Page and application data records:
────────

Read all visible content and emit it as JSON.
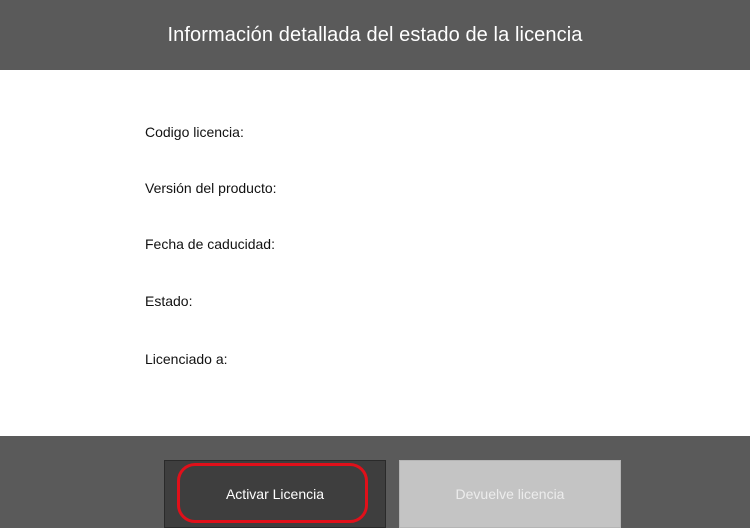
{
  "header": {
    "title": "Información detallada del estado de la licencia"
  },
  "fields": [
    {
      "label": "Codigo licencia:"
    },
    {
      "label": "Versión del producto:"
    },
    {
      "label": "Fecha de caducidad:"
    },
    {
      "label": "Estado:"
    },
    {
      "label": "Licenciado a:"
    }
  ],
  "footer": {
    "activate_label": "Activar Licencia",
    "return_label": "Devuelve licencia"
  },
  "colors": {
    "header_bg": "#5a5a5a",
    "footer_bg": "#5a5a5a",
    "activate_bg": "#3e3e3e",
    "return_bg_disabled": "#c4c4c4",
    "highlight_ring": "#e0101a"
  }
}
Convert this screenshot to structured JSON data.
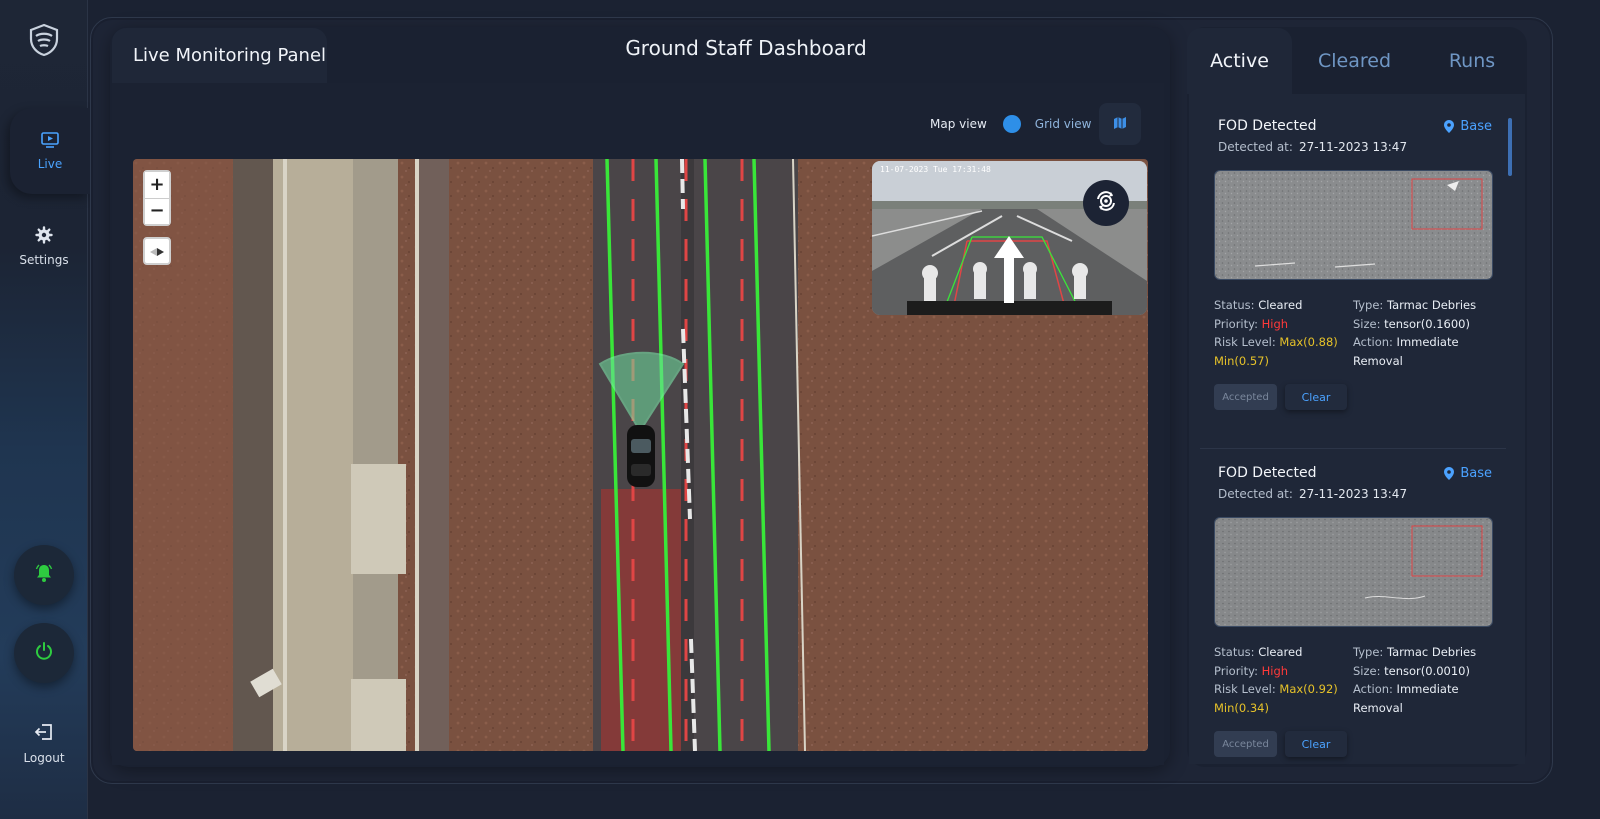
{
  "sidebar": {
    "live_label": "Live",
    "settings_label": "Settings",
    "logout_label": "Logout",
    "accent_color": "#4aa3ff",
    "bell_color": "#2ecc40",
    "power_color": "#2ecc40"
  },
  "header": {
    "live_tab_label": "Live Monitoring Panel",
    "dashboard_title": "Ground Staff Dashboard"
  },
  "view_toggle": {
    "map_label": "Map view",
    "grid_label": "Grid view",
    "selected": "Map view"
  },
  "map": {
    "zoom_in": "+",
    "zoom_out": "−",
    "camera_timestamp": "11-07-2023 Tue 17:31:48"
  },
  "tabs": [
    {
      "label": "Active"
    },
    {
      "label": "Cleared"
    },
    {
      "label": "Runs"
    }
  ],
  "alerts": [
    {
      "title": "FOD Detected",
      "location": "Base",
      "detected_label": "Detected at:",
      "detected_at": "27-11-2023 13:47",
      "status_label": "Status:",
      "status": "Cleared",
      "priority_label": "Priority:",
      "priority": "High",
      "risk_label": "Risk Level:",
      "risk_max": "Max(0.88)",
      "risk_min": "Min(0.57)",
      "type_label": "Type:",
      "type": "Tarmac Debries",
      "size_label": "Size:",
      "size": "tensor(0.1600)",
      "action_label": "Action:",
      "action": "Immediate Removal",
      "accepted_label": "Accepted",
      "clear_label": "Clear"
    },
    {
      "title": "FOD Detected",
      "location": "Base",
      "detected_label": "Detected at:",
      "detected_at": "27-11-2023 13:47",
      "status_label": "Status:",
      "status": "Cleared",
      "priority_label": "Priority:",
      "priority": "High",
      "risk_label": "Risk Level:",
      "risk_max": "Max(0.92)",
      "risk_min": "Min(0.34)",
      "type_label": "Type:",
      "type": "Tarmac Debries",
      "size_label": "Size:",
      "size": "tensor(0.0010)",
      "action_label": "Action:",
      "action": "Immediate Removal",
      "accepted_label": "Accepted",
      "clear_label": "Clear"
    }
  ]
}
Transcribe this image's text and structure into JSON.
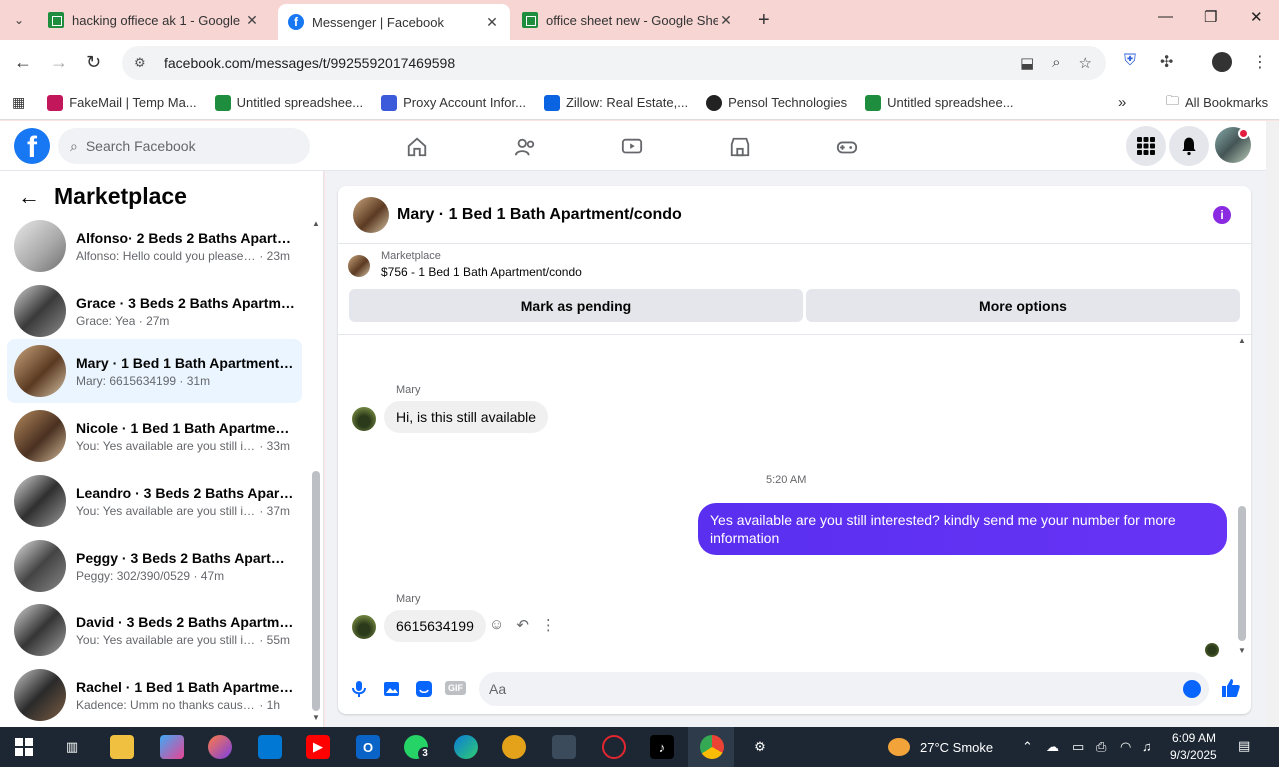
{
  "browser": {
    "tabs": [
      {
        "title": "hacking offiece ak 1 - Google Sl",
        "icon": "sheets-icon"
      },
      {
        "title": "Messenger | Facebook",
        "icon": "facebook-icon",
        "active": true
      },
      {
        "title": "office sheet new - Google Shee",
        "icon": "sheets-icon"
      }
    ],
    "url": "facebook.com/messages/t/9925592017469598",
    "bookmarks": [
      {
        "label": "FakeMail | Temp Ma..."
      },
      {
        "label": "Untitled spreadshee..."
      },
      {
        "label": "Proxy Account Infor..."
      },
      {
        "label": "Zillow: Real Estate,..."
      },
      {
        "label": "Pensol Technologies"
      },
      {
        "label": "Untitled spreadshee..."
      }
    ],
    "all_bookmarks": "All Bookmarks",
    "overflow": "»"
  },
  "fb": {
    "logo": "f",
    "search_placeholder": "Search Facebook"
  },
  "sidebar": {
    "title": "Marketplace",
    "conversations": [
      {
        "name": "Alfonso· 2 Beds 2 Baths Apartment...",
        "preview": "Alfonso: Hello could you please ...",
        "time": "23m"
      },
      {
        "name": "Grace · 3 Beds 2 Baths Apartment...",
        "preview": "Grace: Yea",
        "time": "27m"
      },
      {
        "name": "Mary · 1 Bed 1 Bath Apartment/condo",
        "preview": "Mary: 6615634199",
        "time": "31m",
        "selected": true
      },
      {
        "name": "Nicole · 1 Bed 1 Bath Apartment...",
        "preview": "You: Yes available are you still int...",
        "time": "33m"
      },
      {
        "name": "Leandro · 3 Beds 2 Baths Apartment...",
        "preview": "You: Yes available are you still int...",
        "time": "37m"
      },
      {
        "name": "Peggy · 3 Beds 2 Baths Apartment...",
        "preview": "Peggy: 302/390/0529",
        "time": "47m"
      },
      {
        "name": "David · 3 Beds 2 Baths Apartment...",
        "preview": "You: Yes available are you still int...",
        "time": "55m"
      },
      {
        "name": "Rachel · 1 Bed 1 Bath Apartment...",
        "preview": "Kadence: Umm no thanks cause if ...",
        "time": "1h"
      }
    ]
  },
  "chat": {
    "title": "Mary · 1 Bed 1 Bath Apartment/condo",
    "listing_source": "Marketplace",
    "listing_title": "$756 - 1 Bed 1 Bath Apartment/condo",
    "mark_pending": "Mark as pending",
    "more_options": "More options",
    "messages": {
      "sender1": "Mary",
      "msg1": "Hi, is this still available",
      "time_sep": "5:20 AM",
      "msg2": "Yes available are you still interested? kindly send me your number for more information",
      "sender3": "Mary",
      "msg3": "6615634199"
    },
    "input_placeholder": "Aa",
    "gif_label": "GIF"
  },
  "taskbar": {
    "weather": "27°C  Smoke",
    "time": "6:09 AM",
    "date": "9/3/2025",
    "whatsapp_badge": "3"
  },
  "colors": {
    "fb_blue": "#1877f2",
    "outgoing_bubble": "#5b2ff2",
    "selected_row": "#ebf5ff"
  }
}
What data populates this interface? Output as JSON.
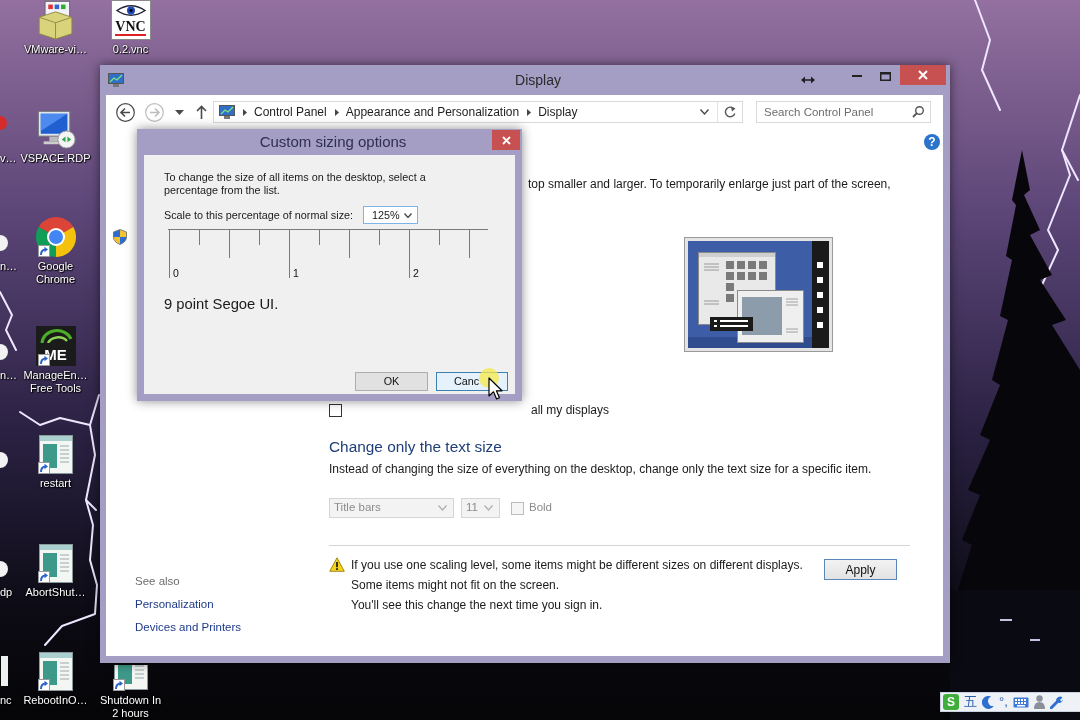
{
  "desktop": {
    "columns": [
      {
        "kind": "partial",
        "icons": [
          {
            "kind": "red",
            "label_lines": [
              "v…"
            ]
          },
          {
            "kind": "disc",
            "label_lines": [
              "n…"
            ]
          },
          {
            "kind": "disc",
            "label_lines": [
              "n…"
            ]
          },
          {
            "kind": "disc"
          },
          {
            "kind": "disc",
            "label_lines": [
              "dp"
            ]
          },
          {
            "kind": "window",
            "label_lines": [
              "nc"
            ]
          }
        ]
      },
      {
        "kind": "full",
        "icons": [
          {
            "kind": "box",
            "shortcut": false,
            "label_lines": [
              "VMware-vi…"
            ]
          },
          {
            "kind": "monitor",
            "shortcut": false,
            "label_lines": [
              "VSPACE.RDP"
            ]
          },
          {
            "kind": "browser",
            "shortcut": true,
            "label_lines": [
              "Google",
              "Chrome"
            ]
          },
          {
            "kind": "tile",
            "logo_text": "ME",
            "shortcut": true,
            "label_lines": [
              "ManageEn…",
              "Free Tools"
            ]
          },
          {
            "kind": "window",
            "shortcut": true,
            "label_lines": [
              "restart"
            ]
          },
          {
            "kind": "window",
            "shortcut": true,
            "label_lines": [
              "AbortShut…"
            ]
          },
          {
            "kind": "window",
            "shortcut": true,
            "label_lines": [
              "RebootInO…"
            ]
          }
        ]
      },
      {
        "kind": "split",
        "icons": [
          {
            "kind": "eye",
            "logo_text": "VNC",
            "shortcut": false,
            "label_lines": [
              "0.2.vnc"
            ]
          },
          {
            "kind": "window",
            "shortcut": true,
            "label_lines": [
              "Shutdown In",
              "2 hours"
            ]
          }
        ]
      }
    ]
  },
  "window": {
    "title": "Display",
    "nav_buttons": [
      {
        "kind": "back",
        "disabled": false
      },
      {
        "kind": "forward",
        "disabled": true
      },
      {
        "kind": "recent",
        "disabled": false
      },
      {
        "kind": "up",
        "disabled": false
      }
    ],
    "breadcrumbs": [
      "Control Panel",
      "Appearance and Personalization",
      "Display"
    ],
    "search": {
      "placeholder": "Search Control Panel"
    },
    "help": {
      "glyph": "?"
    },
    "sidebar": {
      "see_also": {
        "heading": "See also",
        "links": [
          "Personalization",
          "Devices and Printers"
        ]
      }
    },
    "main": {
      "intro": "top smaller and larger. To temporarily enlarge just part of the screen,",
      "scaling_option": {
        "label": "all my displays",
        "checked": false
      },
      "text_size": {
        "heading": "Change only the text size",
        "description": "Instead of changing the size of everything on the desktop, change only the text size for a specific item.",
        "item": {
          "value": "Title bars",
          "disabled": true
        },
        "size": {
          "value": "11",
          "disabled": true
        },
        "bold": {
          "label": "Bold",
          "checked": false,
          "disabled": true
        }
      },
      "notice": {
        "lines": [
          "If you use one scaling level, some items might be different sizes on different displays.",
          "Some items might not fit on the screen.",
          "You'll see this change the next time you sign in."
        ]
      },
      "apply": {
        "label": "Apply"
      }
    }
  },
  "dialog": {
    "title": "Custom sizing options",
    "instructions": "To change the size of all items on the desktop, select a percentage from the list.",
    "scale_label": "Scale to this percentage of normal size:",
    "scale": {
      "value": "125%"
    },
    "ruler_labels": [
      "0",
      "1",
      "2"
    ],
    "sample": "9 point Segoe UI.",
    "buttons": [
      {
        "kind": "ok",
        "label": "OK",
        "hovered": false
      },
      {
        "kind": "cancel",
        "label": "Canc",
        "hovered": true
      }
    ]
  },
  "ime_toolbar": {
    "items": [
      {
        "kind": "logo",
        "text": "S"
      },
      {
        "kind": "mode",
        "text": "五"
      },
      {
        "kind": "moon"
      },
      {
        "kind": "punctuation",
        "text": "°,"
      },
      {
        "kind": "keyboard"
      },
      {
        "kind": "person"
      },
      {
        "kind": "wrench"
      }
    ]
  }
}
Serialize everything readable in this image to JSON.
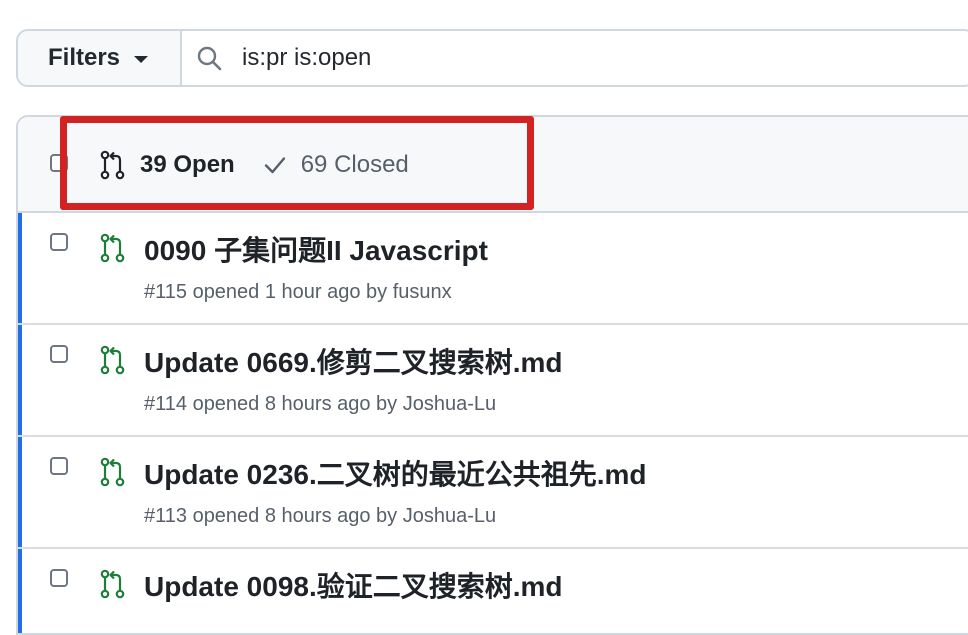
{
  "filters": {
    "button_label": "Filters",
    "search_value": "is:pr is:open"
  },
  "tabs": {
    "open_label": "39 Open",
    "closed_label": "69 Closed"
  },
  "colors": {
    "open_icon": "#1a7f37",
    "row_accent": "#1f6feb",
    "highlight": "#d32222"
  },
  "pull_requests": [
    {
      "title": "0090 子集问题II Javascript",
      "meta": "#115 opened 1 hour ago by fusunx"
    },
    {
      "title": "Update 0669.修剪二叉搜索树.md",
      "meta": "#114 opened 8 hours ago by Joshua-Lu"
    },
    {
      "title": "Update 0236.二叉树的最近公共祖先.md",
      "meta": "#113 opened 8 hours ago by Joshua-Lu"
    },
    {
      "title": "Update 0098.验证二叉搜索树.md",
      "meta": ""
    }
  ]
}
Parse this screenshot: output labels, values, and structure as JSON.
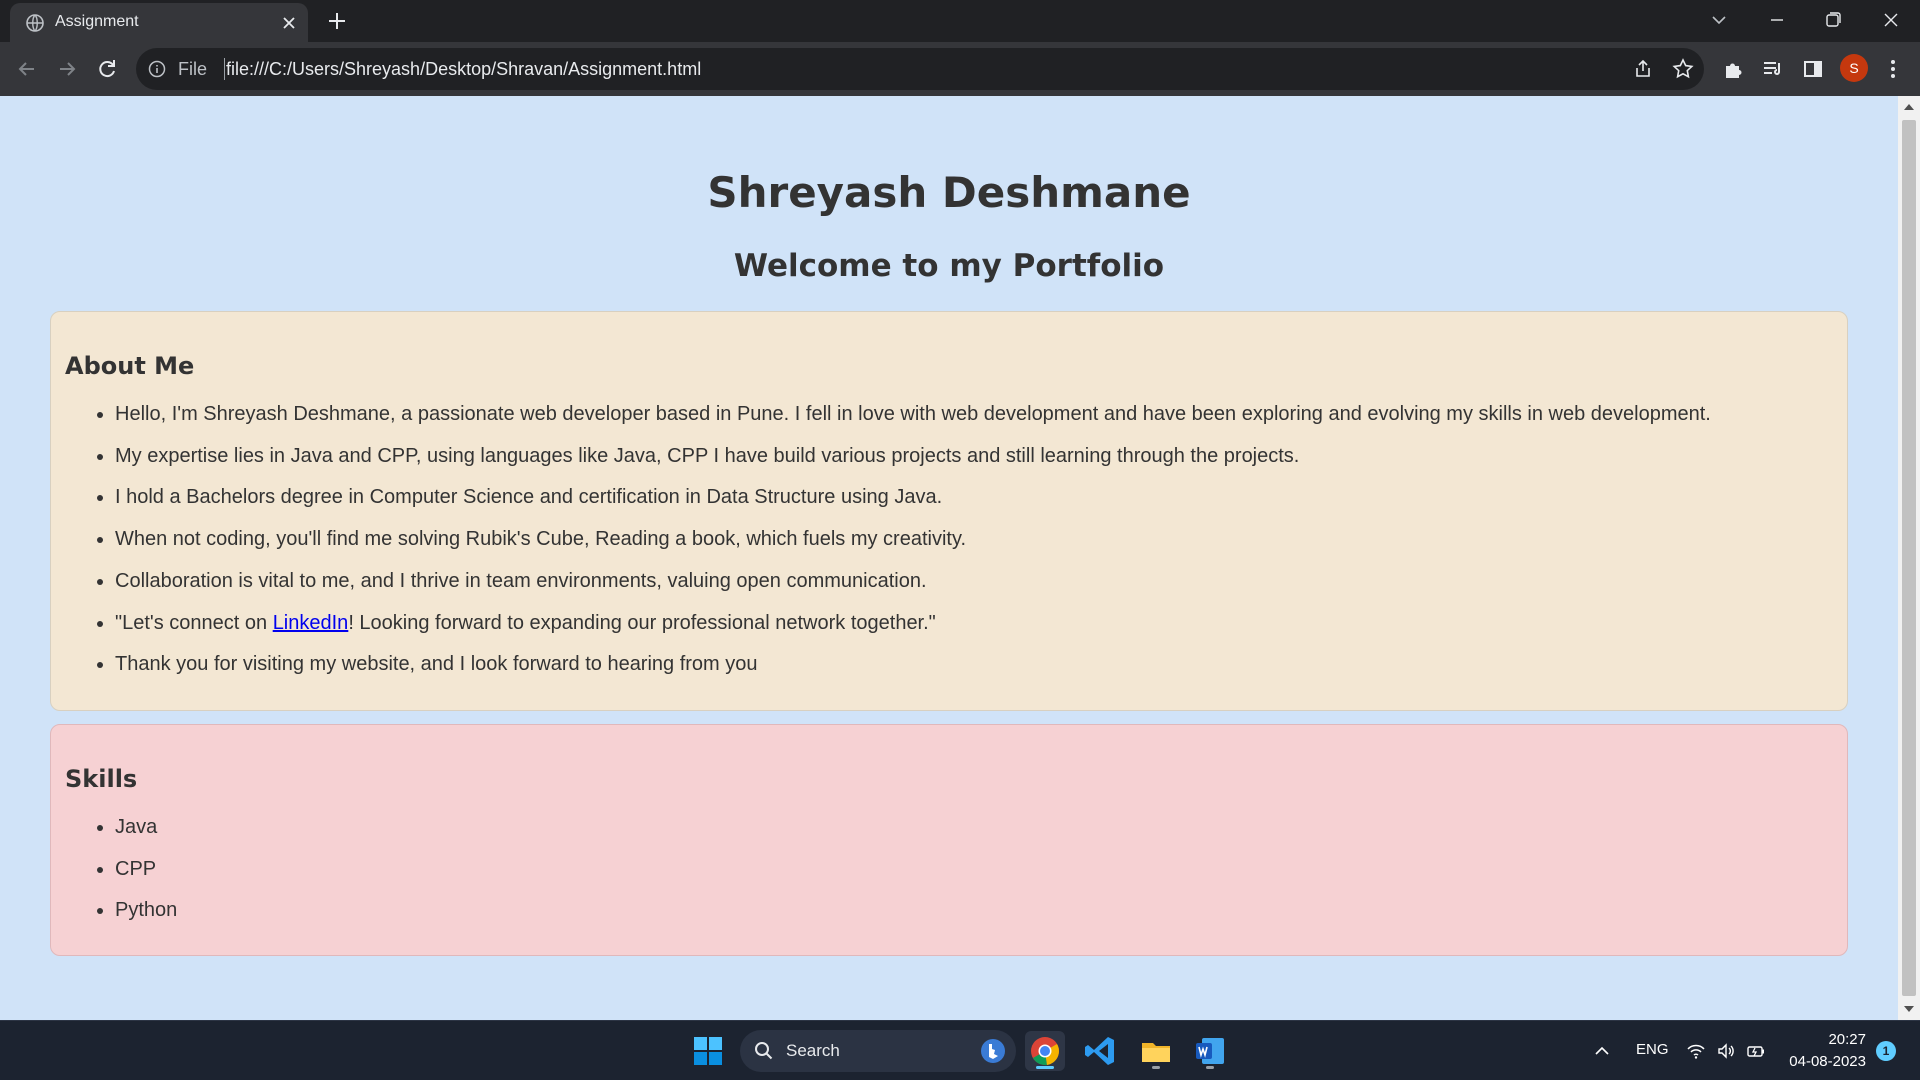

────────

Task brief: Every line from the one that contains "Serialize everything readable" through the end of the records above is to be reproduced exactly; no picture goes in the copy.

Answer to the problem:
Serialize everything readable in this image to JSON.
{
  "filters": {
    "button_label": "Filters",
    "search_value": "is:pr is:open"
  },
  "tabs": {
    "open_label": "39 Open",
    "closed_label": "69 Closed"
  },
  "colors": {
    "open_icon": "#1a7f37",
    "row_accent": "#1f6feb",
    "highlight": "#d32222"
  },
  "pull_requests": [
    {
      "title": "0090 子集问题II Javascript",
      "meta": "#115 opened 1 hour ago by fusunx"
    },
    {
      "title": "Update 0669.修剪二叉搜索树.md",
      "meta": "#114 opened 8 hours ago by Joshua-Lu"
    },
    {
      "title": "Update 0236.二叉树的最近公共祖先.md",
      "meta": "#113 opened 8 hours ago by Joshua-Lu"
    },
    {
      "title": "Update 0098.验证二叉搜索树.md",
      "meta": ""
    }
  ]
}
Parse this screenshot: output labels, values, and structure as JSON.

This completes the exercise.